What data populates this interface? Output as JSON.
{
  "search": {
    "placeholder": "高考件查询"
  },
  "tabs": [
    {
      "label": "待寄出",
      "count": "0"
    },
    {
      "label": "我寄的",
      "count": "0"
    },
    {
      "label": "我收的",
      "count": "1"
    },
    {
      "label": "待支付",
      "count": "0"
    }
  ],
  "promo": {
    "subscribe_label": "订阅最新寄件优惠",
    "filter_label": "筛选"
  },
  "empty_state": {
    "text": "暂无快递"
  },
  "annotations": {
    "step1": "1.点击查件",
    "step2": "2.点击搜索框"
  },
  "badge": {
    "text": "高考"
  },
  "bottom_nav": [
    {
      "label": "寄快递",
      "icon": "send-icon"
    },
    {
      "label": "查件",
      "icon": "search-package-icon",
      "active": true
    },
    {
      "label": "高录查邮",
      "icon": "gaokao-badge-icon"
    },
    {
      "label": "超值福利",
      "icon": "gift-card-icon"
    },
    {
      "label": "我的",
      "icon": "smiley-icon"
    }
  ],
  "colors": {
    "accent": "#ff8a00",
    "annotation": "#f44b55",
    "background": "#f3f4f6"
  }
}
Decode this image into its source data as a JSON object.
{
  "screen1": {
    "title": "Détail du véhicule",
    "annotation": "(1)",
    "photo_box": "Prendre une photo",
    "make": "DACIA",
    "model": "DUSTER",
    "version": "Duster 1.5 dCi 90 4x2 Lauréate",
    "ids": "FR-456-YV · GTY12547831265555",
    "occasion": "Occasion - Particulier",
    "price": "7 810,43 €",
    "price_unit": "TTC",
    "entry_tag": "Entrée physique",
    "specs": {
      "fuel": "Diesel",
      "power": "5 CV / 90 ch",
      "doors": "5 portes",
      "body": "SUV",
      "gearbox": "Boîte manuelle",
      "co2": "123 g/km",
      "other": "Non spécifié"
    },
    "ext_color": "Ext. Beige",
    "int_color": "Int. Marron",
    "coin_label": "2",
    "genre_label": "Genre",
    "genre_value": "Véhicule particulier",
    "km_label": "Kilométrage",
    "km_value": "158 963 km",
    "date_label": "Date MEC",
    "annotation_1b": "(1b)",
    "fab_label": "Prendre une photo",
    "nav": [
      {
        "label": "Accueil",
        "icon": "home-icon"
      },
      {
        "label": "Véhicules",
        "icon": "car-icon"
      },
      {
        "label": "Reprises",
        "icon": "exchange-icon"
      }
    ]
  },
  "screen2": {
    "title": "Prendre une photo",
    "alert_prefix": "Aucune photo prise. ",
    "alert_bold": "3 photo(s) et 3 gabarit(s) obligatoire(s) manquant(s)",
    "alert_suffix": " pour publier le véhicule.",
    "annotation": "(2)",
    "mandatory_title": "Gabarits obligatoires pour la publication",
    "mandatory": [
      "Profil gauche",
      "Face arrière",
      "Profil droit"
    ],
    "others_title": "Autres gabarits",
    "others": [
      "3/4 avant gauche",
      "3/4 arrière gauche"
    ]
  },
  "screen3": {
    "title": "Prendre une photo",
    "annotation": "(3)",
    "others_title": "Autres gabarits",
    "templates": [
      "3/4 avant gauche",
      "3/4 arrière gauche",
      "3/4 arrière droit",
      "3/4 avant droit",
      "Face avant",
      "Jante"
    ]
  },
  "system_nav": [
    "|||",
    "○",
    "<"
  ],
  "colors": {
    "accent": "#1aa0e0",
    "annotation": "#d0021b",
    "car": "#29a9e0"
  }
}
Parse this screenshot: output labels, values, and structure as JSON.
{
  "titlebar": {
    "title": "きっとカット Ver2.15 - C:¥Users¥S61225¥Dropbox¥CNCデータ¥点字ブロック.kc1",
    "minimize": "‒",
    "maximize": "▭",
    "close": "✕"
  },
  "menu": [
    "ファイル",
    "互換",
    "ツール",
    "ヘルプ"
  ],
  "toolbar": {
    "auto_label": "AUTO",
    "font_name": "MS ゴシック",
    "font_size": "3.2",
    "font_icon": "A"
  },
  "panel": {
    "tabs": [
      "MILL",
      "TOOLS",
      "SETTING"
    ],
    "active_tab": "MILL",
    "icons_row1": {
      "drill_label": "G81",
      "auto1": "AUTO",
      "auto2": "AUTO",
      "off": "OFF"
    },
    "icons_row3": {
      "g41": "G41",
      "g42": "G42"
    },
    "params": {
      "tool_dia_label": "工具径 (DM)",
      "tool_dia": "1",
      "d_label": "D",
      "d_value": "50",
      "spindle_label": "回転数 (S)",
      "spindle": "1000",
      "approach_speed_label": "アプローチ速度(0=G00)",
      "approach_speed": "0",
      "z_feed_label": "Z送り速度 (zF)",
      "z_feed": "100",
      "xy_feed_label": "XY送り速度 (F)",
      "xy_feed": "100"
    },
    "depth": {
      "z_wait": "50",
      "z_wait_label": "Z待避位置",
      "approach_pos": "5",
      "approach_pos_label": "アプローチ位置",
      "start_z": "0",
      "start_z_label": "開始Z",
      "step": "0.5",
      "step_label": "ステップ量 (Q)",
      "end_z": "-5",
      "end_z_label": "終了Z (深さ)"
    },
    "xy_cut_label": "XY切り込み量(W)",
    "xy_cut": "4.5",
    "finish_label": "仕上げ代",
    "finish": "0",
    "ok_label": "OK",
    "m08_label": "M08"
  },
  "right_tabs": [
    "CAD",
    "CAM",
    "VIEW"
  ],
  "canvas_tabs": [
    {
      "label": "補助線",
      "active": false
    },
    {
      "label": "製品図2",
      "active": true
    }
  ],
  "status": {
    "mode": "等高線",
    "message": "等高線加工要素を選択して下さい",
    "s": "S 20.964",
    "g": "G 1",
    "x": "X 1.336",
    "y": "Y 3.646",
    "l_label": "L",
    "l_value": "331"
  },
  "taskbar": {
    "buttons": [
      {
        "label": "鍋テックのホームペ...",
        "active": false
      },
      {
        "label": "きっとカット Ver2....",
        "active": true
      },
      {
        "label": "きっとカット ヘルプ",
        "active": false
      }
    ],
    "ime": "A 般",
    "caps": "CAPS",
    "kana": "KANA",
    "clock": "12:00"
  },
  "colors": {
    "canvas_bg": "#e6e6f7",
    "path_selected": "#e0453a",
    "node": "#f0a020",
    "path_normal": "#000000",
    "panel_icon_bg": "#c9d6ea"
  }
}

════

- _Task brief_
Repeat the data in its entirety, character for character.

- _Answer section_
What data populates this interface? Output as JSON.
{
  "search": {
    "placeholder": "高考件查询"
  },
  "tabs": [
    {
      "label": "待寄出",
      "count": "0"
    },
    {
      "label": "我寄的",
      "count": "0"
    },
    {
      "label": "我收的",
      "count": "1"
    },
    {
      "label": "待支付",
      "count": "0"
    }
  ],
  "promo": {
    "subscribe_label": "订阅最新寄件优惠",
    "filter_label": "筛选"
  },
  "empty_state": {
    "text": "暂无快递"
  },
  "annotations": {
    "step1": "1.点击查件",
    "step2": "2.点击搜索框"
  },
  "badge": {
    "text": "高考"
  },
  "bottom_nav": [
    {
      "label": "寄快递",
      "icon": "send-icon"
    },
    {
      "label": "查件",
      "icon": "search-package-icon",
      "active": true
    },
    {
      "label": "高录查邮",
      "icon": "gaokao-badge-icon"
    },
    {
      "label": "超值福利",
      "icon": "gift-card-icon"
    },
    {
      "label": "我的",
      "icon": "smiley-icon"
    }
  ],
  "colors": {
    "accent": "#ff8a00",
    "annotation": "#f44b55",
    "background": "#f3f4f6"
  }
}
Decode this image into its source data as a JSON object.
{
  "screen1": {
    "title": "Détail du véhicule",
    "annotation": "(1)",
    "photo_box": "Prendre une photo",
    "make": "DACIA",
    "model": "DUSTER",
    "version": "Duster 1.5 dCi 90 4x2 Lauréate",
    "ids": "FR-456-YV · GTY12547831265555",
    "occasion": "Occasion - Particulier",
    "price": "7 810,43 €",
    "price_unit": "TTC",
    "entry_tag": "Entrée physique",
    "specs": {
      "fuel": "Diesel",
      "power": "5 CV / 90 ch",
      "doors": "5 portes",
      "body": "SUV",
      "gearbox": "Boîte manuelle",
      "co2": "123 g/km",
      "other": "Non spécifié"
    },
    "ext_color": "Ext. Beige",
    "int_color": "Int. Marron",
    "coin_label": "2",
    "genre_label": "Genre",
    "genre_value": "Véhicule particulier",
    "km_label": "Kilométrage",
    "km_value": "158 963 km",
    "date_label": "Date MEC",
    "annotation_1b": "(1b)",
    "fab_label": "Prendre une photo",
    "nav": [
      {
        "label": "Accueil",
        "icon": "home-icon"
      },
      {
        "label": "Véhicules",
        "icon": "car-icon"
      },
      {
        "label": "Reprises",
        "icon": "exchange-icon"
      }
    ]
  },
  "screen2": {
    "title": "Prendre une photo",
    "alert_prefix": "Aucune photo prise. ",
    "alert_bold": "3 photo(s) et 3 gabarit(s) obligatoire(s) manquant(s)",
    "alert_suffix": " pour publier le véhicule.",
    "annotation": "(2)",
    "mandatory_title": "Gabarits obligatoires pour la publication",
    "mandatory": [
      "Profil gauche",
      "Face arrière",
      "Profil droit"
    ],
    "others_title": "Autres gabarits",
    "others": [
      "3/4 avant gauche",
      "3/4 arrière gauche"
    ]
  },
  "screen3": {
    "title": "Prendre une photo",
    "annotation": "(3)",
    "others_title": "Autres gabarits",
    "templates": [
      "3/4 avant gauche",
      "3/4 arrière gauche",
      "3/4 arrière droit",
      "3/4 avant droit",
      "Face avant",
      "Jante"
    ]
  },
  "system_nav": [
    "|||",
    "○",
    "<"
  ],
  "colors": {
    "accent": "#1aa0e0",
    "annotation": "#d0021b",
    "car": "#29a9e0"
  }
}
Parse this screenshot: output labels, values, and structure as JSON.
{
  "titlebar": {
    "title": "きっとカット Ver2.15 - C:¥Users¥S61225¥Dropbox¥CNCデータ¥点字ブロック.kc1",
    "minimize": "‒",
    "maximize": "▭",
    "close": "✕"
  },
  "menu": [
    "ファイル",
    "互換",
    "ツール",
    "ヘルプ"
  ],
  "toolbar": {
    "auto_label": "AUTO",
    "font_name": "MS ゴシック",
    "font_size": "3.2",
    "font_icon": "A"
  },
  "panel": {
    "tabs": [
      "MILL",
      "TOOLS",
      "SETTING"
    ],
    "active_tab": "MILL",
    "icons_row1": {
      "drill_label": "G81",
      "auto1": "AUTO",
      "auto2": "AUTO",
      "off": "OFF"
    },
    "icons_row3": {
      "g41": "G41",
      "g42": "G42"
    },
    "params": {
      "tool_dia_label": "工具径 (DM)",
      "tool_dia": "1",
      "d_label": "D",
      "d_value": "50",
      "spindle_label": "回転数 (S)",
      "spindle": "1000",
      "approach_speed_label": "アプローチ速度(0=G00)",
      "approach_speed": "0",
      "z_feed_label": "Z送り速度 (zF)",
      "z_feed": "100",
      "xy_feed_label": "XY送り速度 (F)",
      "xy_feed": "100"
    },
    "depth": {
      "z_wait": "50",
      "z_wait_label": "Z待避位置",
      "approach_pos": "5",
      "approach_pos_label": "アプローチ位置",
      "start_z": "0",
      "start_z_label": "開始Z",
      "step": "0.5",
      "step_label": "ステップ量 (Q)",
      "end_z": "-5",
      "end_z_label": "終了Z (深さ)"
    },
    "xy_cut_label": "XY切り込み量(W)",
    "xy_cut": "4.5",
    "finish_label": "仕上げ代",
    "finish": "0",
    "ok_label": "OK",
    "m08_label": "M08"
  },
  "right_tabs": [
    "CAD",
    "CAM",
    "VIEW"
  ],
  "canvas_tabs": [
    {
      "label": "補助線",
      "active": false
    },
    {
      "label": "製品図2",
      "active": true
    }
  ],
  "status": {
    "mode": "等高線",
    "message": "等高線加工要素を選択して下さい",
    "s": "S 20.964",
    "g": "G 1",
    "x": "X 1.336",
    "y": "Y 3.646",
    "l_label": "L",
    "l_value": "331"
  },
  "taskbar": {
    "buttons": [
      {
        "label": "鍋テックのホームペ...",
        "active": false
      },
      {
        "label": "きっとカット Ver2....",
        "active": true
      },
      {
        "label": "きっとカット ヘルプ",
        "active": false
      }
    ],
    "ime": "A 般",
    "caps": "CAPS",
    "kana": "KANA",
    "clock": "12:00"
  },
  "colors": {
    "canvas_bg": "#e6e6f7",
    "path_selected": "#e0453a",
    "node": "#f0a020",
    "path_normal": "#000000",
    "panel_icon_bg": "#c9d6ea"
  }
}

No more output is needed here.